Mets Game 143: Loss to Braves

Braves 5 Mets 1

The Mets get swept in a doubleheader of games originally blown away by Hurricane Irene.

Mets Game Notes

Dillon Gee had the Braves befuddled by his changeup, and he kept it mostly out of the strike zone low. However, his fastball command was inconsistent, which caused him to struggle in nearly every inning — though he was able to work out of trouble, evidenced by his allowing just two runs in six innings.

Meanwhile, the Mets had their hands full with rookie Julio Teheran, who I can assure you is NOT from Iran. The 20-year-old had his fastball running into the mid-90s for the first four frames, and finished five and a third, allowing one run on five hits and two walks. Teheran didn’t dominate, but he did show impressive, big-league-ready stuff. He earned his first MLB victory with this effort, and it appears to me that he’ll have at least a few dozen more in his future.

Danny Herrera pitched both ends of this doubleheader, totaling 3 innings, striking out two, and allowing one hit — the first baserunner he has allowed since donning the orange and blue.

Pedro Beato was not so effective in his two-inning stint. He threatened to allow the cycle, giving up a walk, double, triple, and a homer — and two earned runs — over 35 pitches. I stand by my assertion that Beato is exhausted and as a result his mechanics are breaking down. Further, I don’t like nor understand using him for more than one inning. He should be used as a one-inning guy — or, make him a starter and have him throw once every five days. His mechanics are too inconsistent and break down too quickly when he reaches fatigue.

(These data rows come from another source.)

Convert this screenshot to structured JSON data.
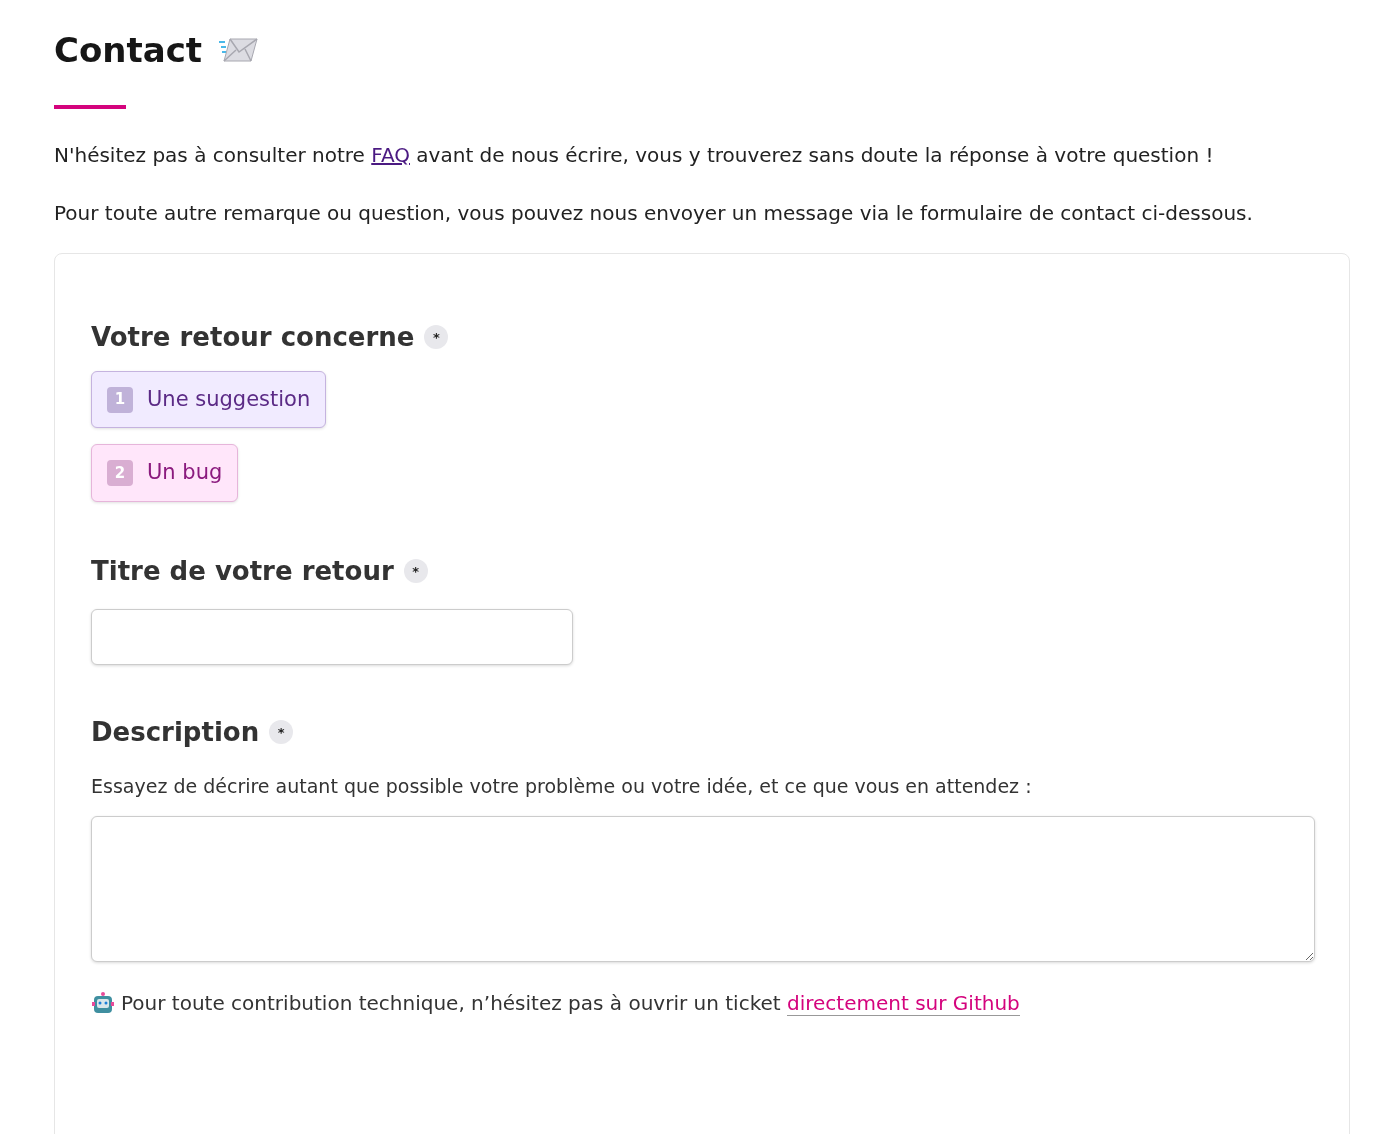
{
  "page": {
    "title": "Contact"
  },
  "intro": {
    "before": "N'hésitez pas à consulter notre ",
    "link": "FAQ",
    "after": " avant de nous écrire, vous y trouverez sans doute la réponse à votre question !"
  },
  "intro2": "Pour toute autre remarque ou question, vous pouvez nous envoyer un message via le formulaire de contact ci-dessous.",
  "form": {
    "topic": {
      "label": "Votre retour concerne",
      "required_mark": "*",
      "choices": [
        {
          "key": "1",
          "label": "Une suggestion",
          "selected": false,
          "color": "#5b2a86"
        },
        {
          "key": "2",
          "label": "Un bug",
          "selected": false,
          "color": "#8b1a7e"
        }
      ]
    },
    "title_field": {
      "label": "Titre de votre retour",
      "required_mark": "*"
    },
    "description": {
      "label": "Description",
      "required_mark": "*",
      "help": "Essayez de décrire autant que possible votre problème ou votre idée, et ce que vous en attendez :"
    },
    "footer": {
      "text": "Pour toute contribution technique, n’hésitez pas à ouvrir un ticket ",
      "link": "directement sur Github"
    }
  }
}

Val Pascucci made his Mets debut, and lined a wicked single in his first MLB at-bat since 2004. “Scooch” is a large, large man; he looks to me like a high school football, offensive line coach — the guy who stands on top of the blocking sled barking at the lineman to “drive your legs!” and calling them sissies and whatnot to motivate them. I can picture him walking around with a two-foot stick, whacking guards and tackles on the butt for setting up too widely on the line of scrimmage.

Each team had seven hits and ten total baserunners, but the Braves, obviously, were more efficient with their allotment.

I didn’t see anything in the game notes, but it appeared as though Atlanta shortstop Alex Gonzalez was either sick or exhausted or both. He was going through the motions offensively, looking slow and lazy at bat and jogging instead of running down the first base line. It was as if Yunel Escobar was still playing shortstop for the Braves. Maybe Gonzalez is more of a dog than I remember?

Next Mets Game

The Mets stay home to host the Cubs for a weekend series. Game one begins 7:10 PM on Friday night. Mike Pelfrey faces Casey Coleman.

Joe Janish began MetsToday in 2005 to provide the unique perspective of a high-level player and coach -- he earned NCAA D-1 All-American honors as a catcher and coached several players who went on to play pro ball. As a result his posts often include mechanical evaluations, scout-like analysis, and opinions that go beyond the numbers. Follow Joe's baseball tips on Twitter at @onbaseball and at the On Baseball Google Plus page.
  1. Timo September 9, 2011 at 9:02 am
    I got hit harder watching this doubleheader than I did with Irene. The Mets really need to make changes next year. I get they are giving everyone a chance which is great but we really don’t have much. Starting pitching (outside Pelf) is pretty good. I like RAD, Gee, and Both Leftys (Johan should come back but won’t be a #1). However, the rest of the team really is mediocre to poor.
    • Joe Janish September 9, 2011 at 3:37 pm
      Don’t worry, Timo, there will be PLENTY of changes. For one, there will be a new shortstop — though I’m not sure he’ll be better than the current one, no matter who it is. And hopefully Ike Davis will be healthy again, which means that maybe the Mets will consider moving Nick Evans to the outfield. Certainly, there will be changes in the bullpen. My guess is there will be an interesting trade or two this winter, and a few more of those scrap-heap free-agent signings. Next year’s Mets will look fairly different from the team we saw for most of this year …. but whether that means they’ll be better is anyone’s guess.